Source records:
-- Opening Marker --
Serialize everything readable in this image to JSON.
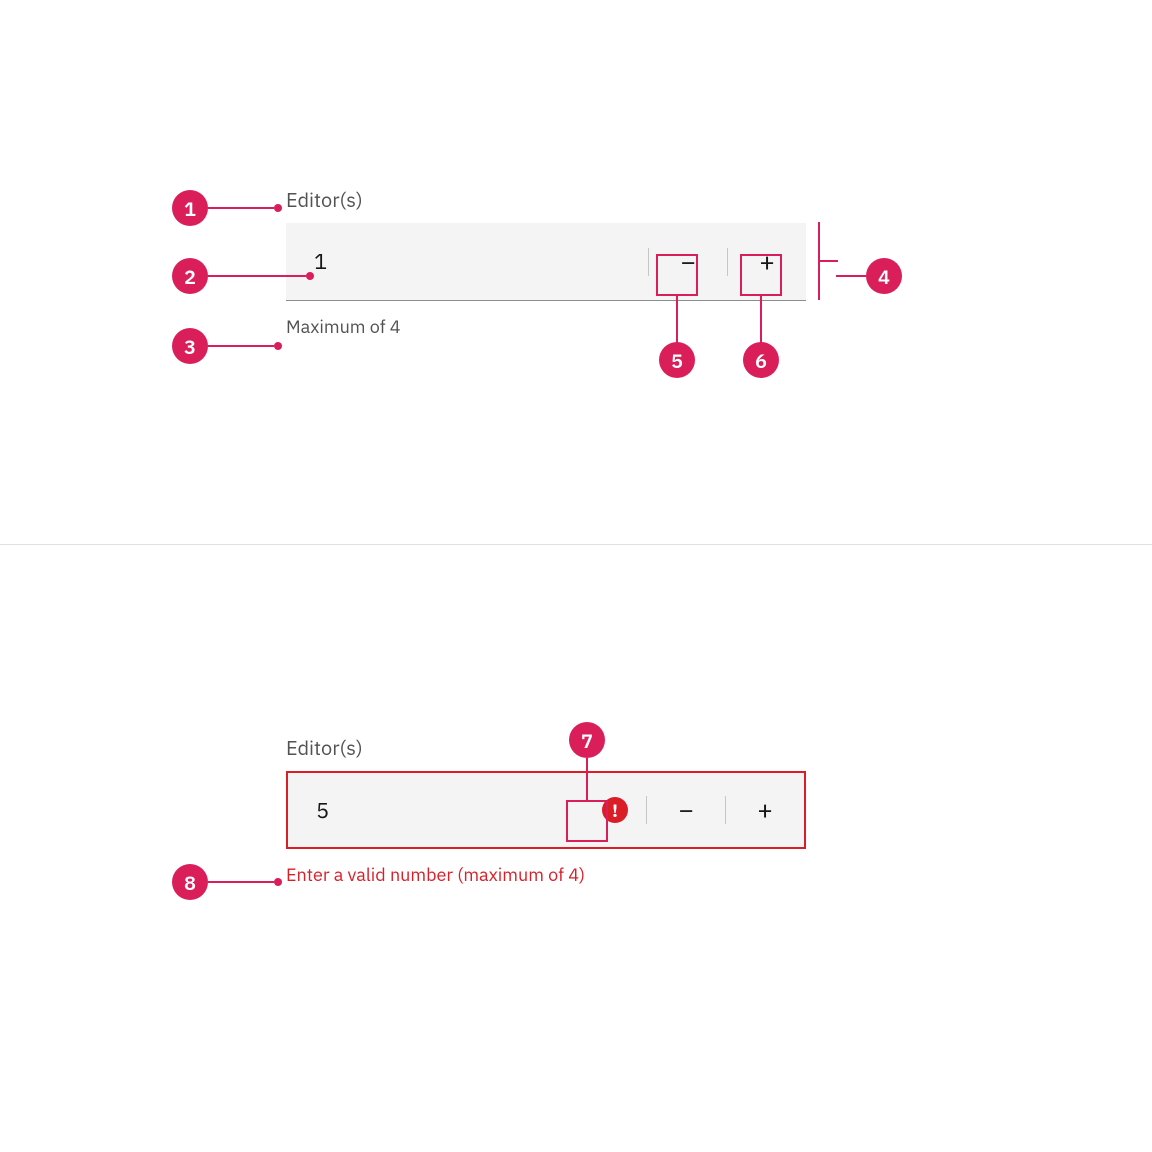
{
  "annotations": {
    "n1": "1",
    "n2": "2",
    "n3": "3",
    "n4": "4",
    "n5": "5",
    "n6": "6",
    "n7": "7",
    "n8": "8"
  },
  "normal": {
    "label": "Editor(s)",
    "value": "1",
    "helper": "Maximum of 4"
  },
  "invalid": {
    "label": "Editor(s)",
    "value": "5",
    "error": "Enter a valid number (maximum of 4)"
  },
  "icons": {
    "minus": "−",
    "plus": "+",
    "warn": "!"
  }
}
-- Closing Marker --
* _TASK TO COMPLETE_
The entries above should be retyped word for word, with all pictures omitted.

* _EXERCISE ANSWER_
Serialize everything readable in this image to JSON.
{
  "annotations": {
    "n1": "1",
    "n2": "2",
    "n3": "3",
    "n4": "4",
    "n5": "5",
    "n6": "6",
    "n7": "7",
    "n8": "8"
  },
  "normal": {
    "label": "Editor(s)",
    "value": "1",
    "helper": "Maximum of 4"
  },
  "invalid": {
    "label": "Editor(s)",
    "value": "5",
    "error": "Enter a valid number (maximum of 4)"
  },
  "icons": {
    "minus": "−",
    "plus": "+",
    "warn": "!"
  }
}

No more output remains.